The Gospel of Loki is an interesting twist on the traditional Norse saga’s. Where those have a broader, more heroic context, this narrative is intensely personal. The viewpoint is hardly heroic either – being a first person account, from none other than the titular Loki: Norse god, trickster, general troublemaker. Unsurprisingly, it puts a bit of a different spin on the traditional saga myth. If you’ve absorbed any of those, this will certainly tweak your preconceptions. If you’re coming to Norse mythology fresh, then it’s still a perfectly enjoyable story.
The narrative takes the reader along with Loki, through the creation of the worlds, all the way through to Ragnarok, the end of everything. Its strength is in the narrative voice. Loki narrates the events of the Norse myths entirely in the tone of someone reciting history, or a family anecdote – which is extremely thematically appropriate. The voice that is used to speak to the reader is informal, wry, and very emotive; it contains the character that the author has drawn for Loki very well.

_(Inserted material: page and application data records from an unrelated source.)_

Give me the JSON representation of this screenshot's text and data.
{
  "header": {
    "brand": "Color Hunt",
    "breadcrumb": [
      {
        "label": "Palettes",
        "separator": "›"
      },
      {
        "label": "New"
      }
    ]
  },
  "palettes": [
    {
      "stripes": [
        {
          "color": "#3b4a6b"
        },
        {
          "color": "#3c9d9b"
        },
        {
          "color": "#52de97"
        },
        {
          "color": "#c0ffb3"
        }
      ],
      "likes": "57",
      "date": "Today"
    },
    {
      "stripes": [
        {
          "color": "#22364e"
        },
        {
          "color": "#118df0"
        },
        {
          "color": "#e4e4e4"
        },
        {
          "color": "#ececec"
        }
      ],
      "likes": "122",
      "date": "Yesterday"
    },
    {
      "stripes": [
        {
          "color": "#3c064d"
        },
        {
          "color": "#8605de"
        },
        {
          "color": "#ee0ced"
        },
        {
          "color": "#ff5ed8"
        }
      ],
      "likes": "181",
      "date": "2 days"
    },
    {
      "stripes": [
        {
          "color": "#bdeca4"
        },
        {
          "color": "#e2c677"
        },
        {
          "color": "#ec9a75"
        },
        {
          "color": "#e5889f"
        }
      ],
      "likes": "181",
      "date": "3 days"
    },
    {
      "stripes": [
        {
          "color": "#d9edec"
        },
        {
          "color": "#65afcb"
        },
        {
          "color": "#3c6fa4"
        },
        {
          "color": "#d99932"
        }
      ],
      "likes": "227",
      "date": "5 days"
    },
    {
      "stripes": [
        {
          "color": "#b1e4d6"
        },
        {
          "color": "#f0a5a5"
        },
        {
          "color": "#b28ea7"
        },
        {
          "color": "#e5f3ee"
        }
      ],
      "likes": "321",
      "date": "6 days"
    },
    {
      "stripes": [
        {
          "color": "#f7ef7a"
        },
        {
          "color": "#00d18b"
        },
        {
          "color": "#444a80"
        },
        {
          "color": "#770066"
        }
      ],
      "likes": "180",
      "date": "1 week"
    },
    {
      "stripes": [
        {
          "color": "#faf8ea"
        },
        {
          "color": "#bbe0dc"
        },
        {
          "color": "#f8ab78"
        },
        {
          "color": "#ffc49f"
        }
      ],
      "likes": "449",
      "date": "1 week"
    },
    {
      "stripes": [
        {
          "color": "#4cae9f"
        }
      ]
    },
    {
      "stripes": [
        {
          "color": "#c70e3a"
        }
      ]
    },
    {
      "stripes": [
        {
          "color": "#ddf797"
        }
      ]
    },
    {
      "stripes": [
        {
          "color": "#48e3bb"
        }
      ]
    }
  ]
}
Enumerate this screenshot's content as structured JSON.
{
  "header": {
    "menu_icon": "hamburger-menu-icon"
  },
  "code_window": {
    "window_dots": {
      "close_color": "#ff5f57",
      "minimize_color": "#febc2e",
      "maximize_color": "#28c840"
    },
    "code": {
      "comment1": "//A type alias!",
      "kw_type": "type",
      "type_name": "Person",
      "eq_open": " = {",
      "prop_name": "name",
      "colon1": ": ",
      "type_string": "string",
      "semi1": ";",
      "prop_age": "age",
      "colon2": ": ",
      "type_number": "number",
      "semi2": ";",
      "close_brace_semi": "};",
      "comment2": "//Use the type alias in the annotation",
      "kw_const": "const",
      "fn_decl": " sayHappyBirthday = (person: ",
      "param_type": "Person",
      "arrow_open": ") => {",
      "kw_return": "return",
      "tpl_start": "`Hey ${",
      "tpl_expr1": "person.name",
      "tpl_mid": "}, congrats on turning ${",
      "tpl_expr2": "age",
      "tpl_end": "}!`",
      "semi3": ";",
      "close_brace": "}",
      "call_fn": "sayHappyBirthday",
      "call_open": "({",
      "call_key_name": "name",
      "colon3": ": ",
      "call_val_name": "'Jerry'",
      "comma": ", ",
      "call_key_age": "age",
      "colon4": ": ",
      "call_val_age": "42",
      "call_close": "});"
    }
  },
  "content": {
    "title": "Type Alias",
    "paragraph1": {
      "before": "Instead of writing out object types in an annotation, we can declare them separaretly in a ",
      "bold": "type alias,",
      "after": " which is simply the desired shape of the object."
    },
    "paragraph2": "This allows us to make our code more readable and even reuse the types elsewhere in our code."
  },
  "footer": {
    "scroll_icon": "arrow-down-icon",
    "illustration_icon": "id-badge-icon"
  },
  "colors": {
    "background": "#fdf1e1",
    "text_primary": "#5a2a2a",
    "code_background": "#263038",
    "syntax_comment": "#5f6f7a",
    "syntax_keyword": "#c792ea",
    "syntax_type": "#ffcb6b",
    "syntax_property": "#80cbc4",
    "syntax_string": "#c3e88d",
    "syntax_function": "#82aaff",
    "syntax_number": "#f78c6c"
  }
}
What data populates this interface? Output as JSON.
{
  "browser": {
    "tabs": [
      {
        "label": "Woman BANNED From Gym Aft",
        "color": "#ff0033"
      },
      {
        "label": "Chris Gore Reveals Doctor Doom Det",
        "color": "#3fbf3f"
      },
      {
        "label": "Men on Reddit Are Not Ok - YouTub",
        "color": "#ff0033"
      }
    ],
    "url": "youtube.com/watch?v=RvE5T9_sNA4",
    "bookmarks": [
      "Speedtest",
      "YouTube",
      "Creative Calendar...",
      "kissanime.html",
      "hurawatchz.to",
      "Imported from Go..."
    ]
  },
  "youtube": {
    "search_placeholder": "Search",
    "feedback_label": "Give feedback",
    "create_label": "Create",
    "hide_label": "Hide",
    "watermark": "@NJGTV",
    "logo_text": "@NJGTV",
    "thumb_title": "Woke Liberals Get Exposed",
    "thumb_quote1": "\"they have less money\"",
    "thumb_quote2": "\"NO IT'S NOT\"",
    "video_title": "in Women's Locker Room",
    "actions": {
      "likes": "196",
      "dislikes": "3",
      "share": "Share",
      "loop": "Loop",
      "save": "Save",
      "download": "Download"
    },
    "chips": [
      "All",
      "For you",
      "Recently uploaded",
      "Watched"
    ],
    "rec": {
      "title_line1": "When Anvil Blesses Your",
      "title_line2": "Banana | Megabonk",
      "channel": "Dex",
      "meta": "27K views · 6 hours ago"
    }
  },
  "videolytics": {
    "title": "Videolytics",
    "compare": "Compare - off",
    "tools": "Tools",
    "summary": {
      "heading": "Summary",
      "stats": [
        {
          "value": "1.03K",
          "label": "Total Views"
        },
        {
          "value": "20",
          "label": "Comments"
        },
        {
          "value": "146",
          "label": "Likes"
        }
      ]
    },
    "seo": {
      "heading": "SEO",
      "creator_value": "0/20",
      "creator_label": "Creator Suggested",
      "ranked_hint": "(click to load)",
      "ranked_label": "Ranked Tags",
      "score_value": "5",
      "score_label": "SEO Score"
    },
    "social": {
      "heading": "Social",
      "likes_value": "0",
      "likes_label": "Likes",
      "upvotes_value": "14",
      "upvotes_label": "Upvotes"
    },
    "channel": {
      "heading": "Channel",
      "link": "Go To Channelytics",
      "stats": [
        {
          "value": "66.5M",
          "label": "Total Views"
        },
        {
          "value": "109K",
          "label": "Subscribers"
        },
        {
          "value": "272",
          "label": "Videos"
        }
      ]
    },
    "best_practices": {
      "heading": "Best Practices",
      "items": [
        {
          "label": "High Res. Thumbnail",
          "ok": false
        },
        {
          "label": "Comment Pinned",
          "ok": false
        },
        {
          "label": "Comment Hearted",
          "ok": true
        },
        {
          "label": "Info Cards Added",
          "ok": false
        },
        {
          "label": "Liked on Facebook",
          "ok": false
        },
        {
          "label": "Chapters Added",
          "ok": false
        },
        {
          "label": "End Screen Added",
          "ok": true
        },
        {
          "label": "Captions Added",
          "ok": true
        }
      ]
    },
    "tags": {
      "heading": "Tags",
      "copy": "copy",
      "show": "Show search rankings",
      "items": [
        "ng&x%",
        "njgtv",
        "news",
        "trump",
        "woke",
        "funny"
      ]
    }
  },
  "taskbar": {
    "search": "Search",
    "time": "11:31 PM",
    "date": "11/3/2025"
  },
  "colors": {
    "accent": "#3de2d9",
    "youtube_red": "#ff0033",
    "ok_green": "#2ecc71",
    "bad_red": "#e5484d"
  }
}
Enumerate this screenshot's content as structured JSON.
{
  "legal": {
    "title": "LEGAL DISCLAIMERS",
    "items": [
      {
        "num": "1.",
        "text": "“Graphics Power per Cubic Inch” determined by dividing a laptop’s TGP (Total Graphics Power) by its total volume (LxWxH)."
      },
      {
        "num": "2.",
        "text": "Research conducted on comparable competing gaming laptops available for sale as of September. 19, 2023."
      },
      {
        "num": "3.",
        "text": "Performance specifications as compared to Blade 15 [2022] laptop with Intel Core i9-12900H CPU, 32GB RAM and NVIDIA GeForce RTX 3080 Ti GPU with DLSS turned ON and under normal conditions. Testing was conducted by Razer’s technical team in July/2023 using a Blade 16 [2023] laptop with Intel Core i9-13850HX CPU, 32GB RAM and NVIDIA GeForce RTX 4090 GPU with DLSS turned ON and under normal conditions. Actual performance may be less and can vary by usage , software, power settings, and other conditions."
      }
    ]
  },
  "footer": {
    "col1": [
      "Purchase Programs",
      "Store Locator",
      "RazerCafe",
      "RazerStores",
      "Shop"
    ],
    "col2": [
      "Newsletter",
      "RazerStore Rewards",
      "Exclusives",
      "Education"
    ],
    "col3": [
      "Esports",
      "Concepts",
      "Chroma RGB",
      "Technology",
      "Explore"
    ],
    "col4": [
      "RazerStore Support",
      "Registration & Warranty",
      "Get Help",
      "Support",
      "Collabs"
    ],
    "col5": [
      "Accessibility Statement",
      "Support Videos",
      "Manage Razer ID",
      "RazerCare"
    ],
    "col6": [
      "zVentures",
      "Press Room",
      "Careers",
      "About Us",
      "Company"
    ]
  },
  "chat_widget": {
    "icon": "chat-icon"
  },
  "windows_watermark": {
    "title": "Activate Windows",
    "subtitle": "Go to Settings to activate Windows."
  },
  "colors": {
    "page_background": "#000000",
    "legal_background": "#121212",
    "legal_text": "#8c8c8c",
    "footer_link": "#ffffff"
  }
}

That character is, really, the core of the book. Given that Loki opens with a piece on the unreliability of all narrators, his own story is thrown into doubt, part of the tradition of conflicting accounts. On the other hand, his actions are consistent with his internal character. He’s an individual torn between two worlds, between the elemental chaos and disorder from which he was formed, and the fascinatingly ordered world of what we see as reality. That dichotomy gets him into quite a lot of trouble; acting with his nature causes all sorts of problems. But there are some wonderfully complex layers present here. Loki works to be accepted amongst the inhabitants of Asgard, strives to fit in, despite his origins, distinct from their own; that he is rebuffed and, by his own account, abused, helps keep the reader sympathetic as he begins to turn against erstwhile allies.
Much like the allure of Shakespeare’s Othello, the reader is pulled into Loki’s descent into villainy. The self-justifications, the unfortunate actions, the moments of misunderstanding which cause events to fall one way or another. Loki doesn’t come off as human, particularly, but he does come off as understandable and even, at least some of the time, likable. The reader is left wondering if their narrator is justified after all. What the author has done here is take a previously unrepentant individual, and given them more depth, more drives, made them visible and sympathetic to the reader. And it works very well.
The other characters aren’t given much of the same depth in Loki’s narration. The female goddesses of Asgard, in particular, come off as ciphers. On the other hand, this may well be intentional – they’re not very well represented in the source material either, and Loki isn’t really the most empathetic of characters anyway. Most of the cast seem to serve as foils for, or levers on, our narrator. Then again, this is Loki’s story, and the reader is already adrift in Loki’s internal monologue, so this may be acceptable as a narrative device. Still, it would have been nice to have a little more flesh on the bones of Odin, Heimdall and the rest.
The story cleaves close to the original text of the Saga’s, and remains engaging and entertaining throughout. I won’t spoil it here, but will say that there’s quite a lot of action and adventure along the way. There’s also a fair amount of scheming – almost all of it on Loki’s part, but it heightens the dramatic tension nicely. The story trots along at a good pace, and given that the prose itself is so engaging, it’s quite difficult to put down.
Overall, a really nice character piece, on one of the more sympathetic and engaging “villains” of the last few millennia. Very easy to read, with a plot that both informs and entertains the reader. Worth looking into.